» Task to complete
Your answer must be every line of the data that holds the string "Goal".

Collected data
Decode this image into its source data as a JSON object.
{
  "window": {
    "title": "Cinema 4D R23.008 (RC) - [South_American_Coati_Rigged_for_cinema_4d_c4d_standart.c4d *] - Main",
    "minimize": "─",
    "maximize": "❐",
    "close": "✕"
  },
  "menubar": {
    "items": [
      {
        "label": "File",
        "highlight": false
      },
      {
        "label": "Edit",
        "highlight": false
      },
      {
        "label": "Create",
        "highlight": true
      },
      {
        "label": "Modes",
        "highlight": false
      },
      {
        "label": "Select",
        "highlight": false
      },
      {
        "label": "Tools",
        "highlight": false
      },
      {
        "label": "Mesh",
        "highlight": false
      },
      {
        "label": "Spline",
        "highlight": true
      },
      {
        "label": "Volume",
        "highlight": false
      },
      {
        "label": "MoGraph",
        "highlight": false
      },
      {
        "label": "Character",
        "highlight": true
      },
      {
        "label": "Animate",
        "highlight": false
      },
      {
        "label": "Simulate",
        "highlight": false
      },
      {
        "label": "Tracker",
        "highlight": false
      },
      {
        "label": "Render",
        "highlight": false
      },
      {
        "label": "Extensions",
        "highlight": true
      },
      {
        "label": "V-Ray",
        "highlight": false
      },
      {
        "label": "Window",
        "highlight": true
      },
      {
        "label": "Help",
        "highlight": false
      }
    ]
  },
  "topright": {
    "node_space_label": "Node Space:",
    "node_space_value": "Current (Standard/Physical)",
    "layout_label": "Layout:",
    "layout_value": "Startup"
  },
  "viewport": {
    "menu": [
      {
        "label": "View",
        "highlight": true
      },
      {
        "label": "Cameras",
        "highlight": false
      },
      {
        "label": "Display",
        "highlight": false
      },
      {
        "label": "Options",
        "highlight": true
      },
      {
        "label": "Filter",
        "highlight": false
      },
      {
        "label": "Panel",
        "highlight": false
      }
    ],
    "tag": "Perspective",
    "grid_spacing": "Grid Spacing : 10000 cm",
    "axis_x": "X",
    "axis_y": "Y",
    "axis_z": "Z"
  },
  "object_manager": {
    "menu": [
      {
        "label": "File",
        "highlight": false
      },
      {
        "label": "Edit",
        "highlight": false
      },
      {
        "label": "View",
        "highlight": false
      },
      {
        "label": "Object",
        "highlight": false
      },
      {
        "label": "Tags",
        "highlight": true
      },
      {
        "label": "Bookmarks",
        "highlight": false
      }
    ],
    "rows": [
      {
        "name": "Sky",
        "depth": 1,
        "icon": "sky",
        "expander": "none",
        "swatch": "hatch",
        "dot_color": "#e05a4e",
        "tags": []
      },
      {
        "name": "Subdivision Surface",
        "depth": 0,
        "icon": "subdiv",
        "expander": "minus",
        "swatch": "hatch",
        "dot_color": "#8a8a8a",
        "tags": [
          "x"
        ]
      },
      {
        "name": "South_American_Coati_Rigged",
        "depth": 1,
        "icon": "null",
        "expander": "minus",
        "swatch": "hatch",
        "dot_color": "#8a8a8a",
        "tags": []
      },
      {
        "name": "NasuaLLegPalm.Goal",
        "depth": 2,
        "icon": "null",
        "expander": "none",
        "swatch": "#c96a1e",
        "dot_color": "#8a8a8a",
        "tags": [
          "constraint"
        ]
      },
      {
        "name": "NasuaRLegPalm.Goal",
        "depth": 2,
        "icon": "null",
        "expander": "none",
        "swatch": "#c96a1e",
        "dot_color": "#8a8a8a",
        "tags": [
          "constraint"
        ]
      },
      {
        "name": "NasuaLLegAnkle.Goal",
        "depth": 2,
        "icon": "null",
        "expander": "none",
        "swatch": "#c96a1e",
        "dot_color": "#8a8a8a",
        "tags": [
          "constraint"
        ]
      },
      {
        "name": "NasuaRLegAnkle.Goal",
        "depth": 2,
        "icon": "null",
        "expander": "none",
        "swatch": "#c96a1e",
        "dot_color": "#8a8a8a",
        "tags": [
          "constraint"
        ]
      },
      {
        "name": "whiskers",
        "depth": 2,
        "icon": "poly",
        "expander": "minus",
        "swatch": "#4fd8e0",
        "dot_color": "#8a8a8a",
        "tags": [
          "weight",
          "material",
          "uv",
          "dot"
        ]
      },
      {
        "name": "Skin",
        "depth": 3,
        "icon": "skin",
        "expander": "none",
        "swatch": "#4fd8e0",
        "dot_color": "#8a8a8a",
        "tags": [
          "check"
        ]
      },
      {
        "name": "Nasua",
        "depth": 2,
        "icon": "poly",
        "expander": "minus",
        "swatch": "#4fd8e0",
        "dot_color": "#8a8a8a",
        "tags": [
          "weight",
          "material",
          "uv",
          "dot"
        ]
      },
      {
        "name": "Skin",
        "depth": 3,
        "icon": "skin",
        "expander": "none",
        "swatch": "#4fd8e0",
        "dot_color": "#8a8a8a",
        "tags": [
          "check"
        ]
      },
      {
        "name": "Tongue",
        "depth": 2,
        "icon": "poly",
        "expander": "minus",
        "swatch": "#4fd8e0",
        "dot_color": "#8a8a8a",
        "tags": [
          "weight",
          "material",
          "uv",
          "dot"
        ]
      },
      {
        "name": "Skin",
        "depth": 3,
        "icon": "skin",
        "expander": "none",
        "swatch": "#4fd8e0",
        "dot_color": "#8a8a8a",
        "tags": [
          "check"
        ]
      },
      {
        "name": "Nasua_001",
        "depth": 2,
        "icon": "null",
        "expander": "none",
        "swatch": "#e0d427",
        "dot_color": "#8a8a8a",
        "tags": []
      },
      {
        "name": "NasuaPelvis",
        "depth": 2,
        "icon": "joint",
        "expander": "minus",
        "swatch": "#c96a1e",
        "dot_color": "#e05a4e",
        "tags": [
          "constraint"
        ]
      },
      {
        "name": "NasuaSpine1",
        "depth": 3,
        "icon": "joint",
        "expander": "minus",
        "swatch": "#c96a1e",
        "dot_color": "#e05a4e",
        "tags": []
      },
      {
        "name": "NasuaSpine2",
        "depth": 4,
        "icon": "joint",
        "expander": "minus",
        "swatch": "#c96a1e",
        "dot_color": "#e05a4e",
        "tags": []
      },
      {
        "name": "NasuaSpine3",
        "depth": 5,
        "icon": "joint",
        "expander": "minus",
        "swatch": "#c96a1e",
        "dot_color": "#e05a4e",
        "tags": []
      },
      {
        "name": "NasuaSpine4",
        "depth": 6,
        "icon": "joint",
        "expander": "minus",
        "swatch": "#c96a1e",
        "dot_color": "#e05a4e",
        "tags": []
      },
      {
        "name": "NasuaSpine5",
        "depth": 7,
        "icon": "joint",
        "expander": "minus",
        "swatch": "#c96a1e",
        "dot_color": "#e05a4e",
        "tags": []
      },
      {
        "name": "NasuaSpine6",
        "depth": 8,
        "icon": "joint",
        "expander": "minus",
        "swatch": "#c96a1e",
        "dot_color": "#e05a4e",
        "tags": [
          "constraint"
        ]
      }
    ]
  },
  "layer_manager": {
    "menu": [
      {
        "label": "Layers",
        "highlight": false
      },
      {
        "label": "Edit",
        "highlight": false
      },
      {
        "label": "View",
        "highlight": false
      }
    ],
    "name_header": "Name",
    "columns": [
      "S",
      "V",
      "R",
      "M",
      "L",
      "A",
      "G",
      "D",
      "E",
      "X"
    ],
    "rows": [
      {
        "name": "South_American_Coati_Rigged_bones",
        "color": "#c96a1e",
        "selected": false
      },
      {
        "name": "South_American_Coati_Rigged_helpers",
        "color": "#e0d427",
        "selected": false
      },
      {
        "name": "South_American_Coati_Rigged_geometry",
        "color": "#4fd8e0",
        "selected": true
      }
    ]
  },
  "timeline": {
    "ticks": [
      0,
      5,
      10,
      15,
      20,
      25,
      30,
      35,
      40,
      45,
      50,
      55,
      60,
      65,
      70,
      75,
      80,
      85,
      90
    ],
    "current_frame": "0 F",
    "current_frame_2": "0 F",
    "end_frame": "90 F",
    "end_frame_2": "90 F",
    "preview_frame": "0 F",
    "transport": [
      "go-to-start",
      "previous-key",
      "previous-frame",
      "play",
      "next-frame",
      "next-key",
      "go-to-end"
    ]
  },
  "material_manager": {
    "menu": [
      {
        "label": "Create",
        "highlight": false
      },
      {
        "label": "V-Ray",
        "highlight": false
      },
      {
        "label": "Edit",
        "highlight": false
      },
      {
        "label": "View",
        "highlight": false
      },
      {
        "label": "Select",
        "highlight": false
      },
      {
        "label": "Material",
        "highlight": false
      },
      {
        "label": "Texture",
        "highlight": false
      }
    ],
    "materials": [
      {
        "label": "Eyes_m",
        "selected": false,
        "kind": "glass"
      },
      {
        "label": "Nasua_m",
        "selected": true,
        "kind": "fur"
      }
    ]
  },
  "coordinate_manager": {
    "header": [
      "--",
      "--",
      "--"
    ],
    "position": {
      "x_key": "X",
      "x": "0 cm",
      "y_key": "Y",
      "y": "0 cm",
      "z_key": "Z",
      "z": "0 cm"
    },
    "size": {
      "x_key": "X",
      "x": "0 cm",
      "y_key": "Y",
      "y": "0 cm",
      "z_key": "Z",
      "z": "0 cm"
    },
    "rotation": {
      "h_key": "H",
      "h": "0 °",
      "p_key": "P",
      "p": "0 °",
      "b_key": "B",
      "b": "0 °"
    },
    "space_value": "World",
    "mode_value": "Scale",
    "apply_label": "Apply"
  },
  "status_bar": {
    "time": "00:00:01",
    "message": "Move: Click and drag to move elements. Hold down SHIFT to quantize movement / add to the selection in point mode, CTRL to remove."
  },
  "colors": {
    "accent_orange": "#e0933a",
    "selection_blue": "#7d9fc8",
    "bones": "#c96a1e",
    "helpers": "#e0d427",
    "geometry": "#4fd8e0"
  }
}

» Worked solution
        "name": "NasuaLLegPalm.Goal",
        "name": "NasuaRLegPalm.Goal",
        "name": "NasuaLLegAnkle.Goal",
        "name": "NasuaRLegAnkle.Goal",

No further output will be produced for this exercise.